An episode of Courage the Cowardly Dog, entitled “King Ramses’ Curse,” involves an ancient stone slab. Whoever comes into contact with said slab sees ghostly vision of King Ramses, who commands, “Return the slab, or suffer my curse.” Widely regarded as one of the scariest antagonists of the series, and the source of many a child’s nightmares, the computer-generated Ramses stands in stark contrast to the traditional style of animation used elsewhere in the show.

For this meme, I once again address Donald Trump’s stance on immigration, particularly referring to his assertion that all undocumented Mexican immigrants should be deported, forcibly if necessary. Once more, this meme has a double meaning to it; the “curse” spoken of stands as a threat to those who do not heed his words, but it also refers to the curse of Trump’s presidency, should he be elected. Under his executive order, anyone who did not agree with Trump’s ideologies might very well view his presidency as a curse.

Posted in WRD 308

WRD 308: Post 17

Meme 2


One episode of Courage the Cowardly Dog, “The Magic Tree of Nowhere,” featured a tree that would grant any wish. At one point, the tree told Courage, “Do not be afraid. I have the cure you seek,” when Muriel (the woman who adopted Courage) became sick due to her husband’s inadvertent ill-spoken wish. The tree was portrayed as a benevolent figure, sacrificing its own life to reverse Muriel’s sickness.

Presidential candidate Bernie Sanders has made many bold statements about relieving the financial burden on students—something that most students would consider miraculous. It almost seems as though it would take some magical benefactor to accomplish such a feat; thus, portraying Sanders as a wish-granting tree seems appropriate.

Posted in WRD 308

WRD 308: Post 16

Meme 1


In the cartoon Courage the Cowardly Dog, Courage is often startled by Eustace, a malicious elderly gentleman who is often jealous that Courage managed to save the day, causing Eustace to feel inferior as a result. Eustace scares Courage by putting on a mask and shouting “Ooga booga booga!” The phrase itself is nonsense, only used as a scare tactic.
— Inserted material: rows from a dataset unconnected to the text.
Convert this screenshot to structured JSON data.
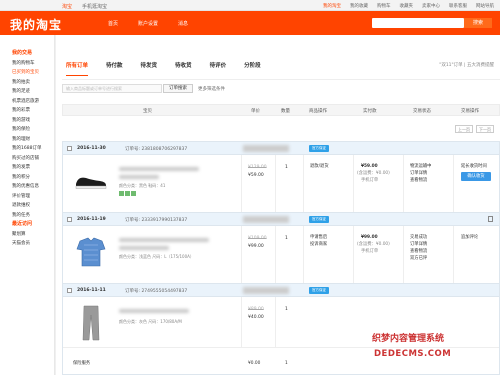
{
  "topbar": {
    "left_items": [
      "淘宝",
      "手机逛淘宝"
    ],
    "right_items": [
      "我的淘宝",
      "我的收藏",
      "购物车",
      "收藏夹",
      "卖家中心",
      "联系客服",
      "网站导航"
    ]
  },
  "header": {
    "logo": "我的淘宝",
    "nav": [
      "首页",
      "账户设置",
      "消息"
    ],
    "search_button": "搜索"
  },
  "sidebar": {
    "items": [
      {
        "label": "我的交易",
        "kind": "sec"
      },
      {
        "label": "我的购物车",
        "kind": "item"
      },
      {
        "label": "已买到的宝贝",
        "kind": "active"
      },
      {
        "label": "我的拍卖",
        "kind": "item"
      },
      {
        "label": "我的足迹",
        "kind": "item"
      },
      {
        "label": "机票酒店旅游",
        "kind": "item"
      },
      {
        "label": "我的彩票",
        "kind": "item"
      },
      {
        "label": "我的游戏",
        "kind": "item"
      },
      {
        "label": "我的保险",
        "kind": "item"
      },
      {
        "label": "我的理财",
        "kind": "item"
      },
      {
        "label": "我的1688订单",
        "kind": "item"
      },
      {
        "label": "购买过的店铺",
        "kind": "item"
      },
      {
        "label": "我的发票",
        "kind": "item"
      },
      {
        "label": "我的积分",
        "kind": "item"
      },
      {
        "label": "我的优惠信息",
        "kind": "item"
      },
      {
        "label": "评价管理",
        "kind": "item"
      },
      {
        "label": "退款维权",
        "kind": "item"
      },
      {
        "label": "我的任务",
        "kind": "item"
      },
      {
        "label": "最近访问",
        "kind": "sec"
      },
      {
        "label": "聚划算",
        "kind": "item"
      },
      {
        "label": "天猫会员",
        "kind": "item"
      }
    ]
  },
  "tabs": {
    "items": [
      "所有订单",
      "待付款",
      "待发货",
      "待收货",
      "待评价",
      "分阶段"
    ],
    "right_text": "\"双11\"订单 | 五大消费提醒"
  },
  "search": {
    "placeholder": "输入商品标题或订单号进行搜索",
    "button": "订单搜索",
    "more": "更多筛选条件"
  },
  "columns": [
    "宝贝",
    "单价",
    "数量",
    "商品操作",
    "实付款",
    "交易状态",
    "交易操作"
  ],
  "pager": {
    "prev": "上一页",
    "next": "下一页"
  },
  "orders": [
    {
      "date": "2016-11-30",
      "order_label": "订单号: 2381808706297837",
      "badge": "官方保证",
      "original_price": "¥129.00",
      "price": "¥59.00",
      "qty": "1",
      "goods_ops": [
        "退款/退货"
      ],
      "paid": "¥59.00",
      "paid_note": "(含运费：¥0.00)",
      "paid_extra": "手机订单",
      "status": [
        "物流运输中",
        "订单详情",
        "查看物流"
      ],
      "ops_button": "确认收货",
      "ops_extra": "延长收货时间",
      "attrs": "颜色分类：黑色  鞋码：41"
    },
    {
      "date": "2016-11-19",
      "order_label": "订单号: 2333917990137837",
      "badge": "官方保证",
      "original_price": "¥109.00",
      "price": "¥99.00",
      "qty": "1",
      "goods_ops": [
        "申请售后",
        "投诉商家"
      ],
      "paid": "¥99.00",
      "paid_note": "(含运费：¥0.00)",
      "paid_extra": "手机订单",
      "status": [
        "交易成功",
        "订单详情",
        "查看物流",
        "双方已评"
      ],
      "ops_text": "追加评论",
      "attrs": "颜色分类：浅蓝色  尺码：L（175/100A）"
    },
    {
      "date": "2016-11-11",
      "order_label": "订单号: 2749555054497837",
      "badge": "官方保证",
      "original_price": "¥89.00",
      "price": "¥40.00",
      "qty": "1",
      "attrs": "颜色分类：灰色  尺码：170/80A/M"
    }
  ],
  "footer_row": {
    "label": "保险服务",
    "price": "¥0.00",
    "qty": "1"
  },
  "watermark": {
    "line1": "织梦内容管理系统",
    "line2": "DEDECMS.COM"
  }
}
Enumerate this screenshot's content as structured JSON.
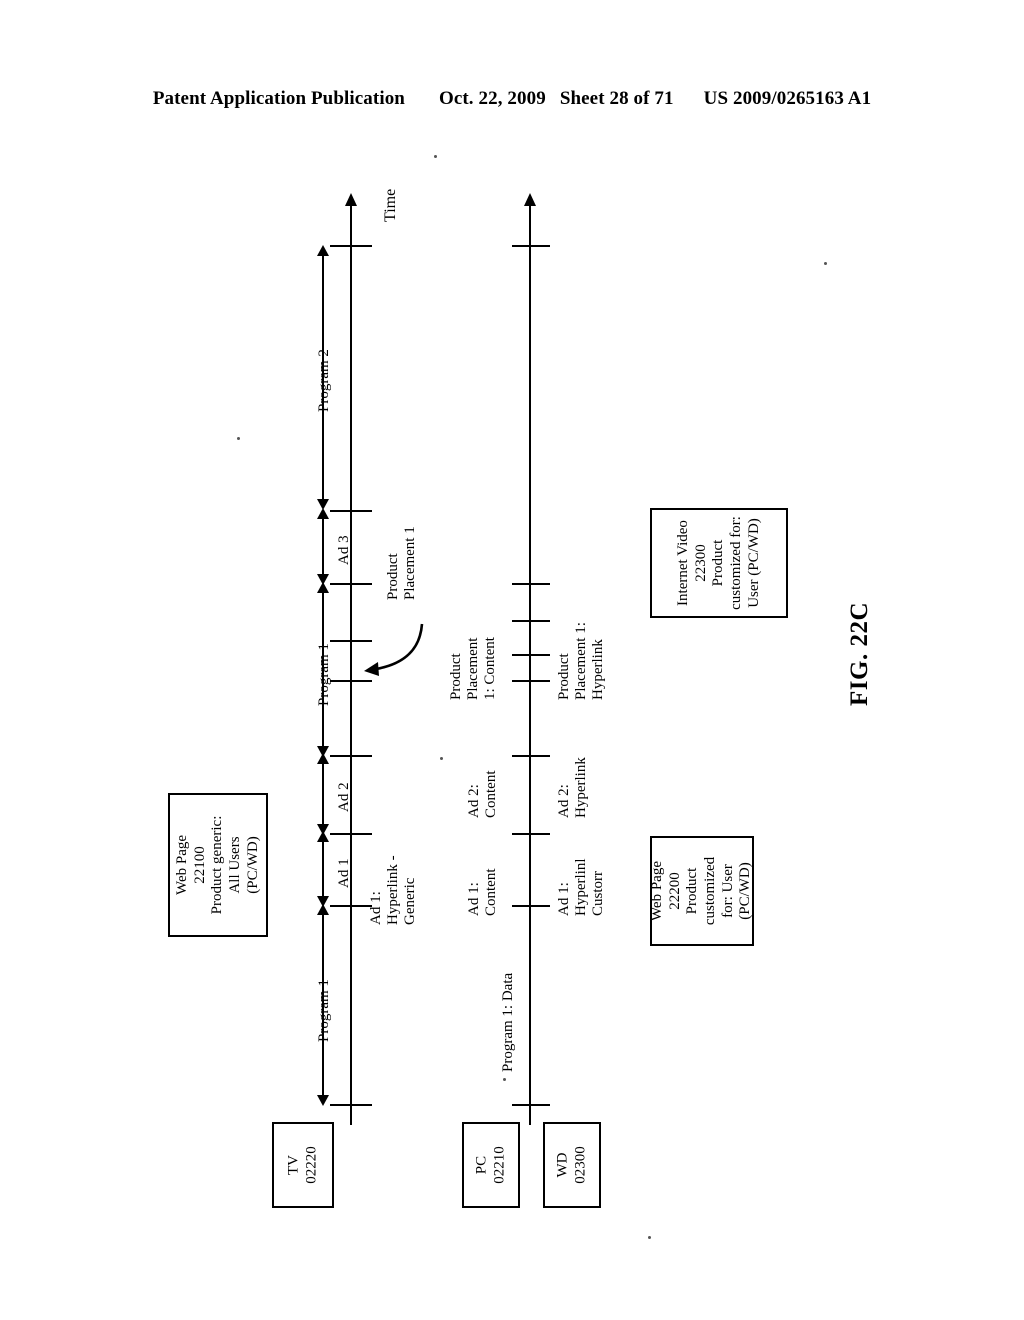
{
  "header": {
    "publication": "Patent Application Publication",
    "date": "Oct. 22, 2009",
    "sheet": "Sheet 28 of 71",
    "number": "US 2009/0265163 A1"
  },
  "figure": {
    "label": "FIG. 22C",
    "time_axis_label": "Time"
  },
  "devices": [
    {
      "id": "tv",
      "name": "TV",
      "number": "02220"
    },
    {
      "id": "pc",
      "name": "PC",
      "number": "02210"
    },
    {
      "id": "wd",
      "name": "WD",
      "number": "02300"
    }
  ],
  "tv_timeline": {
    "segments": [
      {
        "label": "Program 1",
        "kind": "span"
      },
      {
        "label": "Ad 1",
        "kind": "span"
      },
      {
        "label": "Ad 2",
        "kind": "span"
      },
      {
        "label": "Program 1",
        "kind": "span"
      },
      {
        "label": "Ad 3",
        "kind": "span"
      },
      {
        "label": "Program 2",
        "kind": "span"
      }
    ],
    "annotations": [
      {
        "label": "Ad 1:\nHyperlink -\nGeneric"
      },
      {
        "label": "Product\nPlacement 1"
      }
    ]
  },
  "pc_timeline": {
    "annotations": [
      {
        "label": "Program 1: Data"
      },
      {
        "label": "Ad 1:\nContent"
      },
      {
        "label": "Ad 2:\nContent"
      },
      {
        "label": "Product\nPlacement\n1: Content"
      }
    ]
  },
  "wd_timeline": {
    "annotations": [
      {
        "label": "Ad 1:\nHyperlinl\nCustorr"
      },
      {
        "label": "Ad 2:\nHyperlink"
      },
      {
        "label": "Product\nPlacement 1:\nHyperlink"
      }
    ]
  },
  "callout_boxes": [
    {
      "id": "web-page-22100",
      "title": "Web Page",
      "number": "22100",
      "line3": "Product generic:",
      "line4": "All Users",
      "line5": "(PC/WD)"
    },
    {
      "id": "web-page-22200",
      "title": "Web Page",
      "number": "22200",
      "line3": "Product",
      "line4": "customized",
      "line5": "for: User",
      "line6": "(PC/WD)"
    },
    {
      "id": "internet-video-22300",
      "title": "Internet Video",
      "number": "22300",
      "line3": "Product",
      "line4": "customized for:",
      "line5": "User (PC/WD)"
    }
  ]
}
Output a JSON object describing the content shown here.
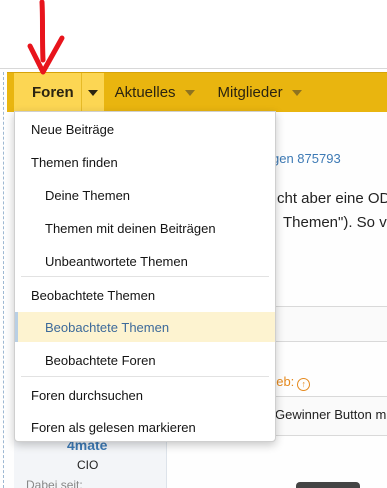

Donald Trump has loudly voiced his opinion that minorities—particularly Mexican immigrants and Muslims—should be removed from the US. This meme is designed to poke fun at his words, branding them as meaningless grandstanding through which he attempts to make himself feel more important. It also demonstrates that the voracity with which he voices his opinion may turn many minority immigrants away from attempting to enter the US, due to the apparent bigotry of Americans—thus accomplishing Trump’s goal in a roundabout manner.